As always in this day and age, the cost of installation and maintenance were of prime consideration. Even The Royal Parks are not immune from budget constraints.
Park Managers liked the idea of using perennial planting that needs minimal long-term maintenance. Using native plants to create habitat for a wild range of creatures was an attractive idea. As was the concept of speedy installation and establishment. A carpet of plants unrolled onto the ground is less labour intensive than hand planting individual plants and more likely to withstand the attention of curious ducks, geese and swans.
Meadowmat Wild Flower Mat was spotted at Battersea’s Landscape Show in 2015 and seemed to fit the bill perfectly – the only point of concern was whether it would be damaged by waterfowl trampling it – or over-grazing it before it became properly established.
A small trial plot was established to see how the product coped in this challenging situation. When that worked OK, a further 800 square metres of Meadowmat was installed.
The wildflowers were established and blooming beautifully in time for Her Majesty's Birthday Celebrations and provided a colourful backdrop for BBC coverage of the event.
Mike Turner, Assistant Park Manager is delighted with the results. “The public are enjoying this show of wildflowers just as much as the wildlife” he said “and the beauty of it is that using native species is helping to restore the balance of nature in the very heart of London.”
One huge advantage of using wildflowers so close to a water course is that their very nature excludes any use of artificial fertilisers. That means that there is no danger of excess nitrogen leaching into the lake and upsetting the balance of nutrients in the water.
“If the lake were to become too rich in certain nutrients we’d see an overgrowth of algae and weed which has a detrimental effect on the whole natural ecosystem, something we desperately want to avoid” added Mike.

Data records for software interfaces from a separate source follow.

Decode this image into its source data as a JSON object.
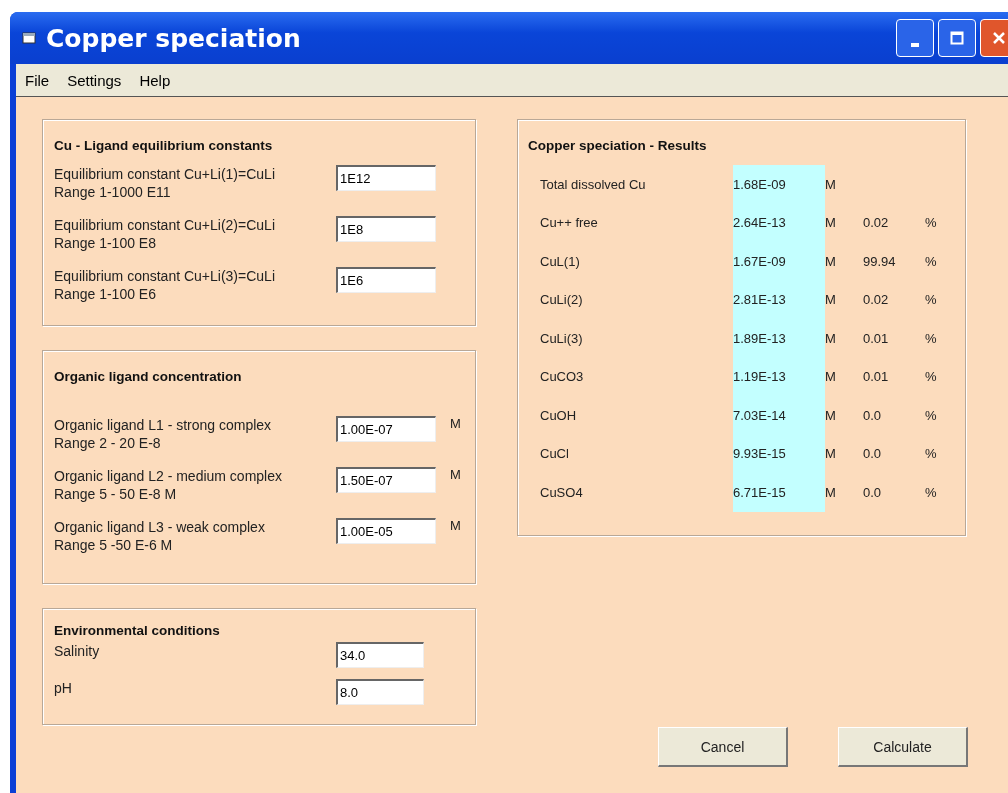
{
  "window": {
    "title": "Copper speciation"
  },
  "menu": [
    "File",
    "Settings",
    "Help"
  ],
  "constants": {
    "title": "Cu - Ligand equilibrium constants",
    "rows": [
      {
        "label": "Equilibrium constant Cu+Li(1)=CuLi Range 1-1000  E11",
        "value": "1E12"
      },
      {
        "label": "Equilibrium constant Cu+Li(2)=CuLi Range 1-100  E8",
        "value": "1E8"
      },
      {
        "label": "Equilibrium constant Cu+Li(3)=CuLi Range 1-100  E6",
        "value": "1E6"
      }
    ]
  },
  "ligands": {
    "title": "Organic ligand concentration",
    "rows": [
      {
        "label": "Organic ligand L1 - strong complex Range 2 - 20 E-8",
        "value": "1.00E-07",
        "unit": "M"
      },
      {
        "label": "Organic ligand L2 - medium complex Range 5 - 50 E-8 M",
        "value": "1.50E-07",
        "unit": "M"
      },
      {
        "label": "Organic ligand L3 - weak complex Range 5 -50 E-6 M",
        "value": "1.00E-05",
        "unit": "M"
      }
    ]
  },
  "environment": {
    "title": "Environmental conditions",
    "rows": [
      {
        "label": "Salinity",
        "value": "34.0"
      },
      {
        "label": "pH",
        "value": "8.0"
      }
    ]
  },
  "results": {
    "title": "Copper speciation - Results",
    "rows": [
      {
        "species": "Total dissolved Cu",
        "concentration": "1.68E-09",
        "unit": "M"
      },
      {
        "species": "Cu++ free",
        "concentration": "2.64E-13",
        "unit": "M",
        "percent": "0.02",
        "percent_unit": "%"
      },
      {
        "species": "CuL(1)",
        "concentration": "1.67E-09",
        "unit": "M",
        "percent": "99.94",
        "percent_unit": "%"
      },
      {
        "species": "CuLi(2)",
        "concentration": "2.81E-13",
        "unit": "M",
        "percent": "0.02",
        "percent_unit": "%"
      },
      {
        "species": "CuLi(3)",
        "concentration": "1.89E-13",
        "unit": "M",
        "percent": "0.01",
        "percent_unit": "%"
      },
      {
        "species": "CuCO3",
        "concentration": "1.19E-13",
        "unit": "M",
        "percent": "0.01",
        "percent_unit": "%"
      },
      {
        "species": "CuOH",
        "concentration": "7.03E-14",
        "unit": "M",
        "percent": "0.0",
        "percent_unit": "%"
      },
      {
        "species": "CuCl",
        "concentration": "9.93E-15",
        "unit": "M",
        "percent": "0.0",
        "percent_unit": "%"
      },
      {
        "species": "CuSO4",
        "concentration": "6.71E-15",
        "unit": "M",
        "percent": "0.0",
        "percent_unit": "%"
      }
    ]
  },
  "buttons": [
    "Cancel",
    "Calculate"
  ]
}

“It’s a joy and a privilege to have been involved in this project” says Kevin Harden from Harrowden Turf. “I’m a great fan of urban green spaces and it’s great to see more wildflowers being used in towns and cities.”